### MATERIAL SUPPLIED
════════════════════
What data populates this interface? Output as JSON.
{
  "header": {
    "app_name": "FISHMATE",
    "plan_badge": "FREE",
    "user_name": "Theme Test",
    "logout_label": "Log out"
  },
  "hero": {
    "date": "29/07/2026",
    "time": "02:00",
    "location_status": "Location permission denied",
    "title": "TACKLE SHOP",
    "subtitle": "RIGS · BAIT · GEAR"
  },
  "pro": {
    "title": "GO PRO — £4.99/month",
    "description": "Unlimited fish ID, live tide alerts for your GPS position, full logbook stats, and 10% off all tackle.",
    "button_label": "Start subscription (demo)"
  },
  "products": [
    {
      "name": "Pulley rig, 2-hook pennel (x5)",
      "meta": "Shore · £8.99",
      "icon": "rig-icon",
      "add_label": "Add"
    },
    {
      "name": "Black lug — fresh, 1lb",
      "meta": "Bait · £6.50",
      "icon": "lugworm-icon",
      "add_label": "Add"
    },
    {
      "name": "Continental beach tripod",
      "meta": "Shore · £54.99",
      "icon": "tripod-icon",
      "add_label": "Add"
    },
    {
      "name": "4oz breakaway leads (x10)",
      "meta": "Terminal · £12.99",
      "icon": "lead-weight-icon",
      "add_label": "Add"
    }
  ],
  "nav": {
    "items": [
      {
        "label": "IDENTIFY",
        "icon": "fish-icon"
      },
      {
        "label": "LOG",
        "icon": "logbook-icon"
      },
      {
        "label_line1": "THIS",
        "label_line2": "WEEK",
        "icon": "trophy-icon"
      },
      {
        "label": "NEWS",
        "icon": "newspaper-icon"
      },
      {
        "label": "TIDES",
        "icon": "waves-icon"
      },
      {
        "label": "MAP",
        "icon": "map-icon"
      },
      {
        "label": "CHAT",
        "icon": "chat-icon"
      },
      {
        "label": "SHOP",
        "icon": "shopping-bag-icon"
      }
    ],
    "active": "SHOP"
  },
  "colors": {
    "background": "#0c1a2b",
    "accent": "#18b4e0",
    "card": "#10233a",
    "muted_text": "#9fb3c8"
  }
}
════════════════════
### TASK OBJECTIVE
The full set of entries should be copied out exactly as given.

### ANSWER SPACE
What data populates this interface? Output as JSON.
{
  "header": {
    "app_name": "FISHMATE",
    "plan_badge": "FREE",
    "user_name": "Theme Test",
    "logout_label": "Log out"
  },
  "hero": {
    "date": "29/07/2026",
    "time": "02:00",
    "location_status": "Location permission denied",
    "title": "TACKLE SHOP",
    "subtitle": "RIGS · BAIT · GEAR"
  },
  "pro": {
    "title": "GO PRO — £4.99/month",
    "description": "Unlimited fish ID, live tide alerts for your GPS position, full logbook stats, and 10% off all tackle.",
    "button_label": "Start subscription (demo)"
  },
  "products": [
    {
      "name": "Pulley rig, 2-hook pennel (x5)",
      "meta": "Shore · £8.99",
      "icon": "rig-icon",
      "add_label": "Add"
    },
    {
      "name": "Black lug — fresh, 1lb",
      "meta": "Bait · £6.50",
      "icon": "lugworm-icon",
      "add_label": "Add"
    },
    {
      "name": "Continental beach tripod",
      "meta": "Shore · £54.99",
      "icon": "tripod-icon",
      "add_label": "Add"
    },
    {
      "name": "4oz breakaway leads (x10)",
      "meta": "Terminal · £12.99",
      "icon": "lead-weight-icon",
      "add_label": "Add"
    }
  ],
  "nav": {
    "items": [
      {
        "label": "IDENTIFY",
        "icon": "fish-icon"
      },
      {
        "label": "LOG",
        "icon": "logbook-icon"
      },
      {
        "label_line1": "THIS",
        "label_line2": "WEEK",
        "icon": "trophy-icon"
      },
      {
        "label": "NEWS",
        "icon": "newspaper-icon"
      },
      {
        "label": "TIDES",
        "icon": "waves-icon"
      },
      {
        "label": "MAP",
        "icon": "map-icon"
      },
      {
        "label": "CHAT",
        "icon": "chat-icon"
      },
      {
        "label": "SHOP",
        "icon": "shopping-bag-icon"
      }
    ],
    "active": "SHOP"
  },
  "colors": {
    "background": "#0c1a2b",
    "accent": "#18b4e0",
    "card": "#10233a",
    "muted_text": "#9fb3c8"
  }
}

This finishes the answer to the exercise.